Problem to solve
Scan the data below for the string "field". Copy every line where it appears.

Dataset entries
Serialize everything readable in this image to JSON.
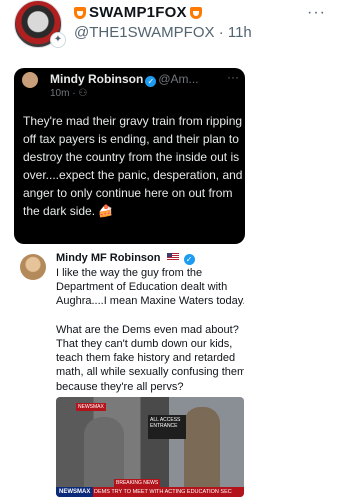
{
  "post": {
    "display_name": "SWAMP1FOX",
    "handle": "@THE1SWAMPFOX",
    "separator": "·",
    "time": "11h",
    "more_icon": "more-dots-icon"
  },
  "embedded_tweet": {
    "name": "Mindy Robinson",
    "handle": "@Am...",
    "time": "10m",
    "separator": "·",
    "text": "They're mad their gravy train from ripping off tax payers is ending, and their plan to destroy the country from the inside out is over....expect the panic, desperation, and anger to only continue here on out from the dark side. 🍰"
  },
  "quoted_tweet": {
    "name": "Mindy MF Robinson",
    "text": "I like the way the guy from the Department of Education dealt with Aughra....I mean Maxine Waters today.\n\nWhat are the Dems even mad about? That they can't dumb down our kids, teach them fake history and retarded math, all while sexually confusing them because they're all pervs?",
    "image": {
      "sign_text": "ALL ACCESS ENTRANCE",
      "tag_text": "NEWSMAX",
      "breaking_text": "BREAKING NEWS",
      "network": "NEWSMAX",
      "headline": "DEMS TRY TO MEET WITH ACTING EDUCATION SEC"
    }
  }
}
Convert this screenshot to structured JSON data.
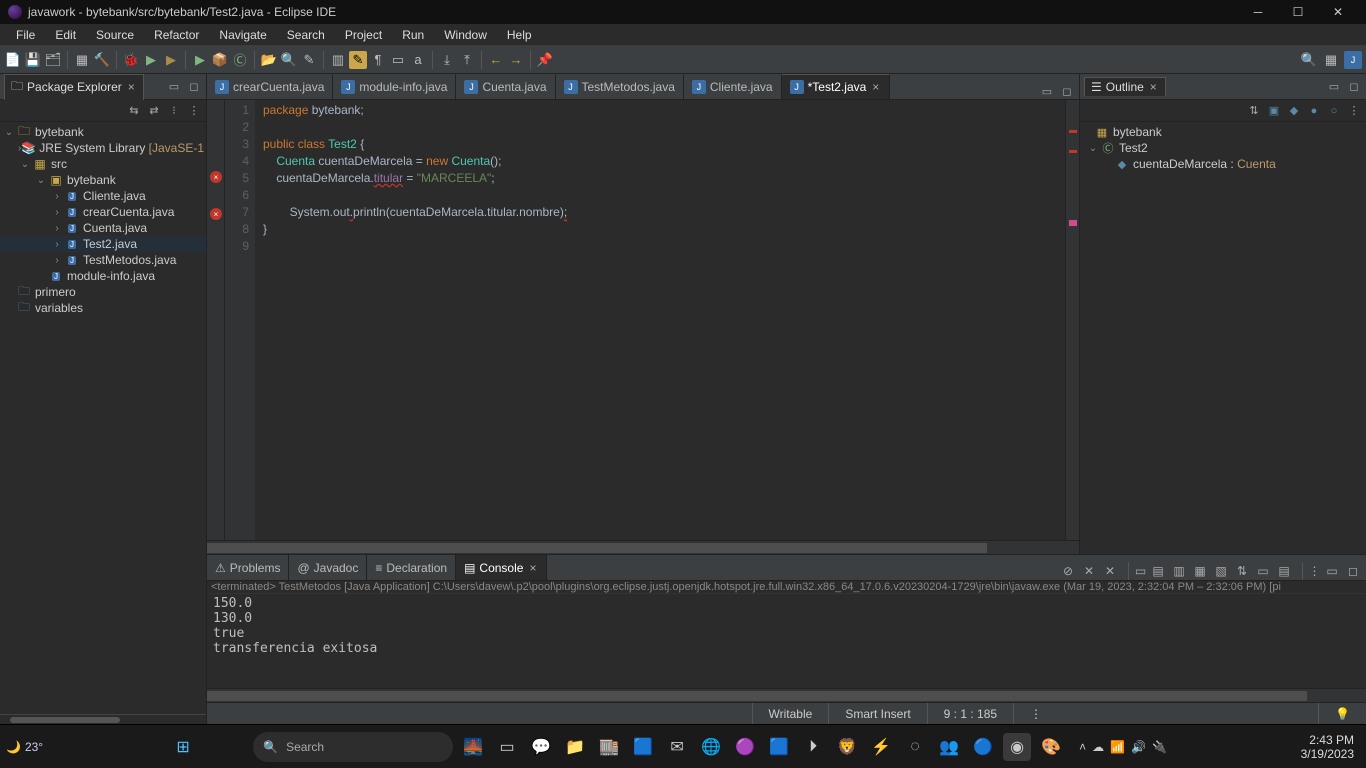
{
  "window": {
    "title": "javawork - bytebank/src/bytebank/Test2.java - Eclipse IDE"
  },
  "menu": [
    "File",
    "Edit",
    "Source",
    "Refactor",
    "Navigate",
    "Search",
    "Project",
    "Run",
    "Window",
    "Help"
  ],
  "package_explorer": {
    "title": "Package Explorer",
    "project": "bytebank",
    "jre": "JRE System Library",
    "jre_suffix": "[JavaSE-1",
    "src": "src",
    "pkg": "bytebank",
    "files": [
      "Cliente.java",
      "crearCuenta.java",
      "Cuenta.java",
      "Test2.java",
      "TestMetodos.java"
    ],
    "module": "module-info.java",
    "primero": "primero",
    "variables": "variables"
  },
  "editor_tabs": [
    "crearCuenta.java",
    "module-info.java",
    "Cuenta.java",
    "TestMetodos.java",
    "Cliente.java",
    "*Test2.java"
  ],
  "active_tab_index": 5,
  "code": {
    "lines": [
      {
        "n": 1,
        "html": "<span class='code-kw'>package</span> bytebank;"
      },
      {
        "n": 2,
        "html": ""
      },
      {
        "n": 3,
        "html": "<span class='code-kw'>public</span> <span class='code-kw'>class</span> <span class='code-type'>Test2</span> {"
      },
      {
        "n": 4,
        "html": "    <span class='code-type'>Cuenta</span> cuentaDeMarcela = <span class='code-kw'>new</span> <span class='code-type'>Cuenta</span>();"
      },
      {
        "n": 5,
        "html": "    cuentaDeMarcela.<span class='code-field code-err'>titular</span> = <span class='code-str'>\"MARCEELA\"</span>;",
        "err": true
      },
      {
        "n": 6,
        "html": ""
      },
      {
        "n": 7,
        "html": "        System.out<span class='code-err'>.</span>println(cuentaDeMarcela.titular.nombre)<span class='code-err'>;</span>",
        "err": true
      },
      {
        "n": 8,
        "html": "}"
      },
      {
        "n": 9,
        "html": ""
      }
    ]
  },
  "outline": {
    "title": "Outline",
    "pkg": "bytebank",
    "cls": "Test2",
    "field": "cuentaDeMarcela",
    "ftype": "Cuenta"
  },
  "bottom_tabs": [
    "Problems",
    "Javadoc",
    "Declaration",
    "Console"
  ],
  "bottom_active": 3,
  "console": {
    "terminated": "<terminated> TestMetodos [Java Application] C:\\Users\\davew\\.p2\\pool\\plugins\\org.eclipse.justj.openjdk.hotspot.jre.full.win32.x86_64_17.0.6.v20230204-1729\\jre\\bin\\javaw.exe  (Mar 19, 2023, 2:32:04 PM – 2:32:06 PM) [pi",
    "out": "150.0\n130.0\ntrue\ntransferencia exitosa"
  },
  "status": {
    "writable": "Writable",
    "insert": "Smart Insert",
    "pos": "9 : 1 : 185"
  },
  "taskbar": {
    "weather": "23°",
    "search": "Search",
    "time": "2:43 PM",
    "date": "3/19/2023"
  }
}
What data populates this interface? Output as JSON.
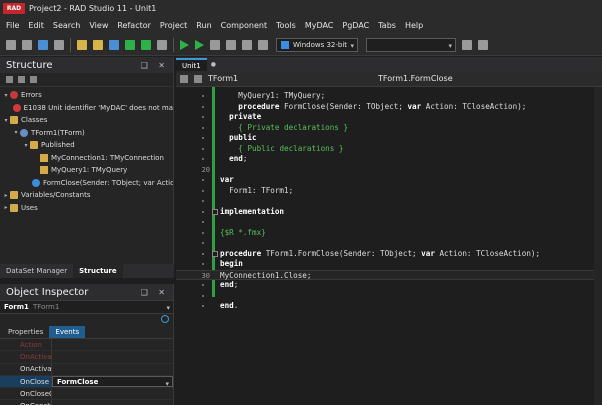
{
  "window": {
    "logo_text": "RAD",
    "title": "Project2 - RAD Studio 11 - Unit1"
  },
  "menu": [
    "File",
    "Edit",
    "Search",
    "View",
    "Refactor",
    "Project",
    "Run",
    "Component",
    "Tools",
    "MyDAC",
    "PgDAC",
    "Tabs",
    "Help"
  ],
  "toolbar": {
    "platform": "Windows 32-bit",
    "config": ""
  },
  "structure": {
    "title": "Structure",
    "actions": "❑ ✕",
    "tree": [
      {
        "indent": 0,
        "expander": "▾",
        "icon": "errors-node",
        "label": "Errors"
      },
      {
        "indent": 1,
        "expander": "",
        "icon": "error",
        "label": "E1038 Unit identifier 'MyDAC' does not ma"
      },
      {
        "indent": 0,
        "expander": "▾",
        "icon": "folder",
        "label": "Classes"
      },
      {
        "indent": 1,
        "expander": "▾",
        "icon": "class",
        "label": "TForm1(TForm)"
      },
      {
        "indent": 2,
        "expander": "▾",
        "icon": "folder",
        "label": "Published"
      },
      {
        "indent": 3,
        "expander": "",
        "icon": "field",
        "label": "MyConnection1: TMyConnection"
      },
      {
        "indent": 3,
        "expander": "",
        "icon": "field",
        "label": "MyQuery1: TMyQuery"
      },
      {
        "indent": 3,
        "expander": "",
        "icon": "method",
        "label": "FormClose(Sender: TObject; var Actio"
      },
      {
        "indent": 0,
        "expander": "▸",
        "icon": "folder",
        "label": "Variables/Constants"
      },
      {
        "indent": 0,
        "expander": "▸",
        "icon": "folder",
        "label": "Uses"
      }
    ],
    "tabs": [
      "DataSet Manager",
      "Structure"
    ]
  },
  "object_inspector": {
    "title": "Object Inspector",
    "actions": "❑ ✕",
    "object_name": "Form1",
    "object_type": "TForm1",
    "tabs": [
      "Properties",
      "Events"
    ],
    "rows": [
      {
        "name": "Action",
        "value": "",
        "faded": true
      },
      {
        "name": "OnActivate",
        "value": "",
        "faded": true
      },
      {
        "name": "OnActivate",
        "value": "",
        "faded": false
      },
      {
        "name": "OnClose",
        "value": "FormClose",
        "faded": false,
        "selected": true
      },
      {
        "name": "OnCloseQuery",
        "value": "",
        "faded": false
      },
      {
        "name": "OnConstrained",
        "value": "",
        "faded": false
      }
    ]
  },
  "editor": {
    "tab": "Unit1",
    "tab_add": "●",
    "nav_class": "TForm1",
    "nav_method": "TForm1.FormClose",
    "lines": [
      {
        "no": "",
        "html": "    MyQuery1: TMyQuery;"
      },
      {
        "no": "",
        "html": "    <span class='kw'>procedure</span> FormClose(Sender: TObject; <span class='kw'>var</span> Action: TCloseAction);"
      },
      {
        "no": "",
        "html": "  <span class='kw'>private</span>"
      },
      {
        "no": "",
        "html": "    <span class='cm'>{ Private declarations }</span>"
      },
      {
        "no": "",
        "html": "  <span class='kw'>public</span>"
      },
      {
        "no": "",
        "html": "    <span class='cm'>{ Public declarations }</span>"
      },
      {
        "no": "",
        "html": "  <span class='kw'>end</span>;"
      },
      {
        "no": "20",
        "html": ""
      },
      {
        "no": "",
        "html": "<span class='kw'>var</span>"
      },
      {
        "no": "",
        "html": "  Form1: TForm1;"
      },
      {
        "no": "",
        "html": ""
      },
      {
        "no": "",
        "html": "<span class='kw'>implementation</span>",
        "fold": true
      },
      {
        "no": "",
        "html": ""
      },
      {
        "no": "",
        "html": "<span class='cm'>{$R *.fmx}</span>"
      },
      {
        "no": "",
        "html": ""
      },
      {
        "no": "",
        "html": "<span class='kw'>procedure</span> TForm1.FormClose(Sender: TObject; <span class='kw'>var</span> Action: TCloseAction);",
        "fold": true
      },
      {
        "no": "",
        "html": "<span class='kw'>begin</span>"
      },
      {
        "no": "30",
        "html": "MyConnection1.Close;",
        "current": true
      },
      {
        "no": "",
        "html": "<span class='kw'>end</span>;"
      },
      {
        "no": "",
        "html": ""
      },
      {
        "no": "",
        "html": "<span class='kw'>end</span>."
      }
    ]
  }
}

Exercise result
        "html": "    cuentaDeMarcela.<span class='code-field code-err'>titular</span> = <span class='code-str'>\"MARCEELA\"</span>;",
    "field": "cuentaDeMarcela",
        "icon": "field",
        "icon": "field",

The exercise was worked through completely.